**Problem details**
Find out how many lines in the records have the string "Anisotropic" in them, and state only that number.

**Data for processing**
┄┄┄┄┄┄┄┄┄┄
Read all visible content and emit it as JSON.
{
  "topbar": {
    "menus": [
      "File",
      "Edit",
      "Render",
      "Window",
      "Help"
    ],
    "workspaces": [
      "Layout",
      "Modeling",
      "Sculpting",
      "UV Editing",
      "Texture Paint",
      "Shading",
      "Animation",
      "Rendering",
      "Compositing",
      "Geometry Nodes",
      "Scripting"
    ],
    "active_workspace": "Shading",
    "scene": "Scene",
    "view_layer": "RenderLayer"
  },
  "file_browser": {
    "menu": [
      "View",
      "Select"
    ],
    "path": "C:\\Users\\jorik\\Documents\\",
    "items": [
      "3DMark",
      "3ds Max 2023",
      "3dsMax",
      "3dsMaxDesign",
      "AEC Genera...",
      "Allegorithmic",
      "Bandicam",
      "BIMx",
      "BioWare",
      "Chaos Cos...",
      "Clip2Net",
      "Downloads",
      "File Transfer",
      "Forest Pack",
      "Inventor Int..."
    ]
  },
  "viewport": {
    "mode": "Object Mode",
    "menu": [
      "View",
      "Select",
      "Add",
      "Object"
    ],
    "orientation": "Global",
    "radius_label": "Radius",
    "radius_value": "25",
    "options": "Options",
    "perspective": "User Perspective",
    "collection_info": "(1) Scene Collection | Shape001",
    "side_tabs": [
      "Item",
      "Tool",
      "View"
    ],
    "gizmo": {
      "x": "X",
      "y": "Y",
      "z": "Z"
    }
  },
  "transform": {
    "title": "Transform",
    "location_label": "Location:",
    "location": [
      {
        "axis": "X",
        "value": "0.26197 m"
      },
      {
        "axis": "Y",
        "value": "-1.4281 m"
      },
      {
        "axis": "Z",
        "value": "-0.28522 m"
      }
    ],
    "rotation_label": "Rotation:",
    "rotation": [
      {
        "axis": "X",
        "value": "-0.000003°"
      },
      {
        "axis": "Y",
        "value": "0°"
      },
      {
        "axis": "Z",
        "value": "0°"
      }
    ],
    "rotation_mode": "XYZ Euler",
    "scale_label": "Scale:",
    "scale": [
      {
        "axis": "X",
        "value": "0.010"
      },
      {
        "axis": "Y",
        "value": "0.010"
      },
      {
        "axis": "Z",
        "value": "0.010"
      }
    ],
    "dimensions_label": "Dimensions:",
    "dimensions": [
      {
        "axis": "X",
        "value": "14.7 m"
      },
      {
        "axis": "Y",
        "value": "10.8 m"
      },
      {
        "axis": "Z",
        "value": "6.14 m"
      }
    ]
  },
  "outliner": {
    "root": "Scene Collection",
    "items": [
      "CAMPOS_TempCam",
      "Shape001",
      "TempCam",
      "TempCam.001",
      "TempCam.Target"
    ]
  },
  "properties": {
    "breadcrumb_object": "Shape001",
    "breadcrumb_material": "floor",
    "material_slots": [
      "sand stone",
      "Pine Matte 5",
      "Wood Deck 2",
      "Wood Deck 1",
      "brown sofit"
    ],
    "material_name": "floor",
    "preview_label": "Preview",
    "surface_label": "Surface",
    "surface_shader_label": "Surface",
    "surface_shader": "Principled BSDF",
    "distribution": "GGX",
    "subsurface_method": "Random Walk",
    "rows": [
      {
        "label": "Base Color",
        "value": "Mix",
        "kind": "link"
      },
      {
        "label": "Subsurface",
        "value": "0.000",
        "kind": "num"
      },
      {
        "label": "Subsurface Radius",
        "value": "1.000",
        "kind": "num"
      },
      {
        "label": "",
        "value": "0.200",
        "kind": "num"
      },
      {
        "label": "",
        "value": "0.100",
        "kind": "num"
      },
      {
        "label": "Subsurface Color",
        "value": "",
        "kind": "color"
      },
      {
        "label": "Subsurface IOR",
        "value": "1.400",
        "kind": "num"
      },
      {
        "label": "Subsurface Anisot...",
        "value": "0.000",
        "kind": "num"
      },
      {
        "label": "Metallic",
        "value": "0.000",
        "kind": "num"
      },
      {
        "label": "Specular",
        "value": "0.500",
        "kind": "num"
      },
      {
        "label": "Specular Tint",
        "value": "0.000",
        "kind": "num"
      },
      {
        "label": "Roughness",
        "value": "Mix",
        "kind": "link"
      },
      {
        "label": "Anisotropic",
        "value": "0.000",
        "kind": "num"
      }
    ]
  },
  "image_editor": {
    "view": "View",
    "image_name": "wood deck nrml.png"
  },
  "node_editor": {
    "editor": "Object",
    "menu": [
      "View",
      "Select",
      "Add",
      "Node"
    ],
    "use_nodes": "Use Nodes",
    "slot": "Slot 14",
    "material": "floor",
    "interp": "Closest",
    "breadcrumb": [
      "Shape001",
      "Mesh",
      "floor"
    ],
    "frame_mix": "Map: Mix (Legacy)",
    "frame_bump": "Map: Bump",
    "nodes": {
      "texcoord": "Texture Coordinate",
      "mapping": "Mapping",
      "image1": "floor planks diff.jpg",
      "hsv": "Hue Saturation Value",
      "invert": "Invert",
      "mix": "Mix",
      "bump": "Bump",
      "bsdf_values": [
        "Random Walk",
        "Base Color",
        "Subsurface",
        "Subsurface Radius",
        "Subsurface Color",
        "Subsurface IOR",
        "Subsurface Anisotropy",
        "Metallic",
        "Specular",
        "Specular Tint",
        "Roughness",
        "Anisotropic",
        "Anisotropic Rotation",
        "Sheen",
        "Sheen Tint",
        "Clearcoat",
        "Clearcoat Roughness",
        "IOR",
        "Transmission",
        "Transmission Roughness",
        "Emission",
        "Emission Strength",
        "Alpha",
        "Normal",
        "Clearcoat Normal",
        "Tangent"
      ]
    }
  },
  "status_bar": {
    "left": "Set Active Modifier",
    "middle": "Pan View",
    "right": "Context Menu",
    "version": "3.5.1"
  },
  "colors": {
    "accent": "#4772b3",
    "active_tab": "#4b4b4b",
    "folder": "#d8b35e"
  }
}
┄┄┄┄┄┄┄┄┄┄
**Your solution**
3